- NTFS Compression - That's right, baby, Stacker (kidding). This is a great feature of NTFS that more people should use. If you've got a bunch of folders with old crap in them, but you don't want to delete them, compress. If you've got a folder that fills up with text files or other easily compressed and frequently access stuff, compress 'em. I typically compress any and all folders that are infrequently accessed, but I'm not ready to toss. That is about 30-40% of my hard drive. Why bother to compress when Disk Space is so cheap? Well, C: drive space usually isn't. I've got a 10,000 RPM drive, and it's small. I'd like to get as much out of it as I can without the hassle of moving my Program Files to D:. More importantly, Why the heck not? Why shouldn't I compress? It's utterly painless. Just right click a folder, hit Properties, then Advanced, then Compress. Then forget about it. As long as you're not compressing a bunch of ZIP files (won't do much) then you're all set. You might consider defragging when you're done, just to tidy up.
- Remove Old Stuff - Just go into Add/Remove Programs or Programs and Features and tidy up. There's likely a pile of old crap in there that's taking up space. I removed some Games and Game Demos and got back 5 gigs.
- Wasteful TempFiles/ScratchFiles Settings in Popular Programs - Most programs that need scratch space have a way to set a ceiling on that Max Space. Go into Internet Explorer or Firefox, into the options and delete the Temporary Internet Files. Set a reasonable size like 250 megs or 500 megs. I've seen those cache sizes set to gigs. If you've got a speedy connection to the internet, that's just overkill.

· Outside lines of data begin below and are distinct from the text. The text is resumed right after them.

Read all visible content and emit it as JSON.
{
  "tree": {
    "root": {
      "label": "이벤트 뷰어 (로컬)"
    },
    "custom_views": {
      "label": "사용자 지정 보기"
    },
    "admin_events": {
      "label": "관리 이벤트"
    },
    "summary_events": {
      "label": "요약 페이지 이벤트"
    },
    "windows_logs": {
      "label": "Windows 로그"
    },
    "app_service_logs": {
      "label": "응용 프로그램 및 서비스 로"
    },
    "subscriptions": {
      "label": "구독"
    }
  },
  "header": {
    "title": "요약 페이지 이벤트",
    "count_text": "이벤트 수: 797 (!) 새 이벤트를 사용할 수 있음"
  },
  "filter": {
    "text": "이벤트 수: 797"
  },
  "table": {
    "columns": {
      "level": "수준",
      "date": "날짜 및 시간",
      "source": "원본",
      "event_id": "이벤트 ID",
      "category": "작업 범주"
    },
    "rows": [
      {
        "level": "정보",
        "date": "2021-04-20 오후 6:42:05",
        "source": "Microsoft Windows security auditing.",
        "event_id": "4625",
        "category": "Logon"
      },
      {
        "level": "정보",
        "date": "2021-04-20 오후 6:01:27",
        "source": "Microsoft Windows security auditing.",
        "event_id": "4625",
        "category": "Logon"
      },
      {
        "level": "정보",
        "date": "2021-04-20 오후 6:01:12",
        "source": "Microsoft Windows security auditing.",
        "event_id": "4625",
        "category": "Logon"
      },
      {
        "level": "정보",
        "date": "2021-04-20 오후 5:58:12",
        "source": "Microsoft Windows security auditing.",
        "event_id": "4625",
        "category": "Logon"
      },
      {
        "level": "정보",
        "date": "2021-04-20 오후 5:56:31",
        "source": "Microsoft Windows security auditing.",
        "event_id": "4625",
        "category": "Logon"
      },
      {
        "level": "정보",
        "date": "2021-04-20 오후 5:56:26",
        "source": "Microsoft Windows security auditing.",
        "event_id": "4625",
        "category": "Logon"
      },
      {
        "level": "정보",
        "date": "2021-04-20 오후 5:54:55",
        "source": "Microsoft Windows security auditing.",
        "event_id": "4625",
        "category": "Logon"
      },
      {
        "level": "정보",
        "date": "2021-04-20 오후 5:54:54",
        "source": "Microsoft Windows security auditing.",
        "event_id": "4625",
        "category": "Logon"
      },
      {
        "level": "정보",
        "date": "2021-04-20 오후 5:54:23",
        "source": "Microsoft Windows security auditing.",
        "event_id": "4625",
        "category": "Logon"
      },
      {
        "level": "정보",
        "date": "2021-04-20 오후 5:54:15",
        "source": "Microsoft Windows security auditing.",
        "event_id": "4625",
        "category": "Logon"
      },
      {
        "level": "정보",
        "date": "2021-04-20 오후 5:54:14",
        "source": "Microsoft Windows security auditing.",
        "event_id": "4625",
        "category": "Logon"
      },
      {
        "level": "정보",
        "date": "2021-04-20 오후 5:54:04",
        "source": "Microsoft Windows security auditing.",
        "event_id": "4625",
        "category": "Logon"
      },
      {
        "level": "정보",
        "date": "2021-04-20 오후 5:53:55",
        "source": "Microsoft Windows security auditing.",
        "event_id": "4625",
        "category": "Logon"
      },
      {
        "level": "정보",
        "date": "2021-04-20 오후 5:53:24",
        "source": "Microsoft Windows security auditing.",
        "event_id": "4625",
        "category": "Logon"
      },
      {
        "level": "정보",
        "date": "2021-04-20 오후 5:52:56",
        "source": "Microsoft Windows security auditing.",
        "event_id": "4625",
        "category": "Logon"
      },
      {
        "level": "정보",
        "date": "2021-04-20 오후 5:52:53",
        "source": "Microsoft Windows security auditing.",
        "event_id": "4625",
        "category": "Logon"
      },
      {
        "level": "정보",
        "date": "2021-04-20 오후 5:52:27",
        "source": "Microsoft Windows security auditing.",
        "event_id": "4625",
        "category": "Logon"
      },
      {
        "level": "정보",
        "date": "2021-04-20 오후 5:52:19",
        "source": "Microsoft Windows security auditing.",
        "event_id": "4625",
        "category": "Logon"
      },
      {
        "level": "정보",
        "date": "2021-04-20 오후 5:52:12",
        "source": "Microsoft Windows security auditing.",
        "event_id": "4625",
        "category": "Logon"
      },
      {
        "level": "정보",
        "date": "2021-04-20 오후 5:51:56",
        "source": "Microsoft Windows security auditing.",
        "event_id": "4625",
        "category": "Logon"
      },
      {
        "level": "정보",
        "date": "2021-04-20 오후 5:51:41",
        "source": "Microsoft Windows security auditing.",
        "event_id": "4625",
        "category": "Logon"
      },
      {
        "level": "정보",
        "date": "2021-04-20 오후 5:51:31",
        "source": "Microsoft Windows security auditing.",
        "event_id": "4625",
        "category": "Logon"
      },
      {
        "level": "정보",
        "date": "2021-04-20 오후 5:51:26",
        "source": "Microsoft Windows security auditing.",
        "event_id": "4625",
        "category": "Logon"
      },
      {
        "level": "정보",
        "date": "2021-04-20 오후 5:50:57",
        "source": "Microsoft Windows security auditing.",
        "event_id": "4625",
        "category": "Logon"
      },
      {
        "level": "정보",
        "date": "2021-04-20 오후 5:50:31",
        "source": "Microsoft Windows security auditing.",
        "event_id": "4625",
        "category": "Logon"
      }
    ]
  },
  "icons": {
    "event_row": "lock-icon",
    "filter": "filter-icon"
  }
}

- Find Fat Temp File Apps and squash them - Google Earth and Microsoft Virtual Earth 3D are really fast and loose with the disk space. You can poke around for a while and next thing you know you're down 2 gigs or more. If you don't use the app a lot, delete the caches when you exit, or better yet, make the cache size for each app small.
- ADVANCED: Use Junction Points/Hard Links/Reparse Points to move temp file folders - This is an advanced technique. If this technique kills your beloved pet cat, don't email me. You have been warning. Also, note that I'm only saying it works for me.
I use my Zune all the time, and like many portable media players, it transcodes (squishes) video that it downloads from the web to its preferred size and codec. For example, if I download an ABCNews Podcast, it might be 600 megs, but then Zune automatically squishes it to say, 300 megs. It puts that in %AppData%\Local\Microsoft\Zune\Transcoded Files Cache. I'm not sure how to move that folder, and I've looked all over the Zune app. I know I can set the Max Size, but I want it off my drive. So, I make a SymLink. This is a way to fake out apps (Unix people know this) by making a folder POINT to another place.
From an admin command prompt, I went into the Zune temp folder and deleted that Transoded Files Cache directory. Then I typed:
mklink /d "Transcoded Files Cache" "d:\Zune Transcoded Files Cache"
So that directory really points to one on my D: drive. I can confirm it with dir:
Directory of C:\Users\Scott\AppData\Local\Microsoft\Zune
10/19/2008 02:24 PM <DIR> .
10/19/2008 02:24 PM <DIR> ..
10/19/2008 02:25 PM <DIR> Art Cache
07/15/2008 08:56 AM <DIR> DeviceInbox
10/19/2008 02:24 PM <SYMLINKD> Transcoded Files Cache [d:\Zune Transcoded Files Cache]
Again, this is really dangerous, especially if you forget you did it. Also, not every application understands these and older disk management or directory management apps can get confused. You have been warned. I like it for me. This got me back 8 gigs of space.
What did I miss, Dear Reader? I'm sure I missed something.